Even then, Svante Thunberg worried that people would not believe his daughter had come up with this idea herself – that a teenager could be so passionate, driven and informed about the climate crisis. That she was the one who had persuaded her parents of the urgent need to act, and not vice versa.
“’Did your parents put you up to this?’ You’re going to get that question all the time,” her father warned her, as Ernman recounts. Thunberg responded: “Then I’ll tell it like it is. I’m the one who influenced you and not the other way around.”
The speed and scope of the exposure that followed Thunberg’s strike was stunning. Amid the whirlwind, small but vivid moments stand out in Ernman’s recollection: Their daughter spoke to curious passers-by and answered questions from journalists who stopped to interview her. She ate an entire container of vegan noodles delivered to her by a friend on the third day of her strike. No one but her parents could appreciate why this was remarkable.
“I promise that any parent whose child hasn’t talked to people for several years and who could eat only a few things in a few predetermined places will be extremely happy to see those complications vanish,” Ernman writes. “Almost like a fairy tale.”
As Thunberg’s profile grew, so did the hatred directed at her; she soon began receiving death threats. The family was sent excrement in the mail, and her parents were the subject of complaints logged with local social service agencies.
“Somehow I am starting to realise that they are going to take my child from me,” Ernman writes. “She might not be able to keep on living here. The price of being heard is hate. The price of being seen is hate.”
The book does not follow the family fully into the stratosphere of Thunberg’s stardom; it ends before Ernman can explain what it was like to watch her child rise to a global stage and become the target of vitriol lobbed by her most powerful and prominent critics.
(US President Donald Trump has repeatedly mocked the young activist on Twitter; most recently, Thunberg was the subject of a vulgar sticker distributed by a Canadian oil company that depicted her as the victim of a sexual assault).

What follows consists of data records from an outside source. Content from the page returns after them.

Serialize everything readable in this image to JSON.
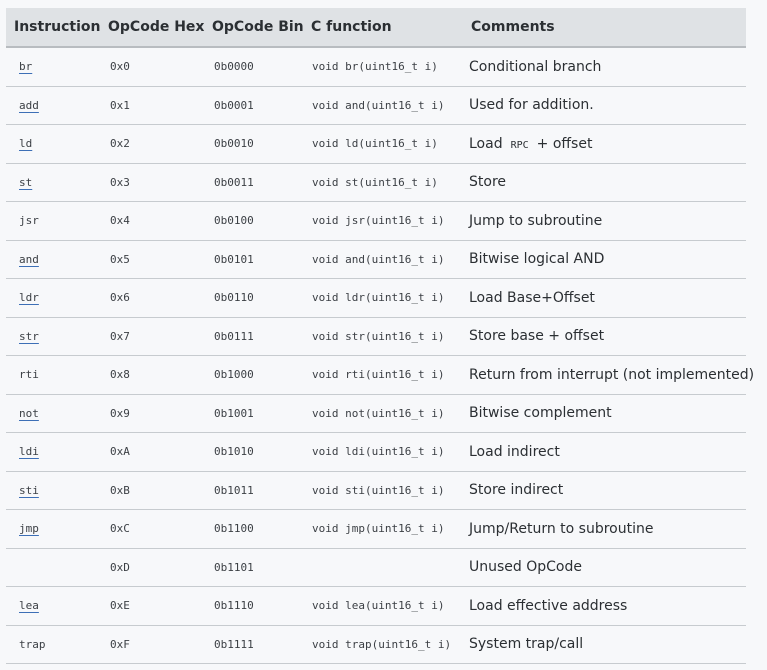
{
  "table": {
    "headers": [
      "Instruction",
      "OpCode Hex",
      "OpCode Bin",
      "C function",
      "Comments"
    ],
    "rows": [
      {
        "instruction": "br",
        "linked": true,
        "hex": "0x0",
        "bin": "0b0000",
        "cfunc": "void br(uint16_t i)",
        "comment": "Conditional branch",
        "comment_code": "",
        "comment_after": ""
      },
      {
        "instruction": "add",
        "linked": true,
        "hex": "0x1",
        "bin": "0b0001",
        "cfunc": "void and(uint16_t i)",
        "comment": "Used for addition.",
        "comment_code": "",
        "comment_after": ""
      },
      {
        "instruction": "ld",
        "linked": true,
        "hex": "0x2",
        "bin": "0b0010",
        "cfunc": "void ld(uint16_t i)",
        "comment": "Load",
        "comment_code": "RPC",
        "comment_after": "+ offset"
      },
      {
        "instruction": "st",
        "linked": true,
        "hex": "0x3",
        "bin": "0b0011",
        "cfunc": "void st(uint16_t i)",
        "comment": "Store",
        "comment_code": "",
        "comment_after": ""
      },
      {
        "instruction": "jsr",
        "linked": false,
        "hex": "0x4",
        "bin": "0b0100",
        "cfunc": "void jsr(uint16_t i)",
        "comment": "Jump to subroutine",
        "comment_code": "",
        "comment_after": ""
      },
      {
        "instruction": "and",
        "linked": true,
        "hex": "0x5",
        "bin": "0b0101",
        "cfunc": "void and(uint16_t i)",
        "comment": "Bitwise logical AND",
        "comment_code": "",
        "comment_after": ""
      },
      {
        "instruction": "ldr",
        "linked": true,
        "hex": "0x6",
        "bin": "0b0110",
        "cfunc": "void ldr(uint16_t i)",
        "comment": "Load Base+Offset",
        "comment_code": "",
        "comment_after": ""
      },
      {
        "instruction": "str",
        "linked": true,
        "hex": "0x7",
        "bin": "0b0111",
        "cfunc": "void str(uint16_t i)",
        "comment": "Store base + offset",
        "comment_code": "",
        "comment_after": ""
      },
      {
        "instruction": "rti",
        "linked": false,
        "hex": "0x8",
        "bin": "0b1000",
        "cfunc": "void rti(uint16_t i)",
        "comment": "Return from interrupt (not implemented)",
        "comment_code": "",
        "comment_after": ""
      },
      {
        "instruction": "not",
        "linked": true,
        "hex": "0x9",
        "bin": "0b1001",
        "cfunc": "void not(uint16_t i)",
        "comment": "Bitwise complement",
        "comment_code": "",
        "comment_after": ""
      },
      {
        "instruction": "ldi",
        "linked": true,
        "hex": "0xA",
        "bin": "0b1010",
        "cfunc": "void ldi(uint16_t i)",
        "comment": "Load indirect",
        "comment_code": "",
        "comment_after": ""
      },
      {
        "instruction": "sti",
        "linked": true,
        "hex": "0xB",
        "bin": "0b1011",
        "cfunc": "void sti(uint16_t i)",
        "comment": "Store indirect",
        "comment_code": "",
        "comment_after": ""
      },
      {
        "instruction": "jmp",
        "linked": true,
        "hex": "0xC",
        "bin": "0b1100",
        "cfunc": "void jmp(uint16_t i)",
        "comment": "Jump/Return to subroutine",
        "comment_code": "",
        "comment_after": ""
      },
      {
        "instruction": "",
        "linked": false,
        "hex": "0xD",
        "bin": "0b1101",
        "cfunc": "",
        "comment": "Unused OpCode",
        "comment_code": "",
        "comment_after": ""
      },
      {
        "instruction": "lea",
        "linked": true,
        "hex": "0xE",
        "bin": "0b1110",
        "cfunc": "void lea(uint16_t i)",
        "comment": "Load effective address",
        "comment_code": "",
        "comment_after": ""
      },
      {
        "instruction": "trap",
        "linked": false,
        "hex": "0xF",
        "bin": "0b1111",
        "cfunc": "void trap(uint16_t i)",
        "comment": "System trap/call",
        "comment_code": "",
        "comment_after": ""
      }
    ]
  },
  "colors": {
    "header_bg": "#dfe2e5",
    "page_bg": "#f7f8fa",
    "link_underline": "#3d6fb6",
    "row_border": "#c7cbcf"
  }
}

But the family’s account conveys the sense that, despite the risk and cost of Thunberg’s prominent place in the climate movement, for her parents – who once wondered whether she would speak again and carefully chronicled every tiny meal she consumed over the course of hours – there is, above all, a profound sense of relief.
In one of the book’s final chapters, Ernman describes the first time her daughter spoke before a large crowd, at the People’s Climate March in Stockholm. Thunberg had never addressed more than a classroom-sized gathering of people, and even that had made her uncomfortable. But on the day of the march, she calmly approached the microphone and began speaking with clarity and confidence. Her astonished father watched from the crowd.
“You must be very proud,” a woman told him.
At that moment, Thunberg hovered on the cusp of all she would soon become: famous, beloved, reviled, respected, feared, celebrated. But what her father saw was that his child finally seemed like she was going to be okay.
“Proud?” he said, shouting to be heard over the crowd’s ovation for his daughter. “No, I’m not proud. I’m just so endlessly happy because I can see that she’s feeling good.”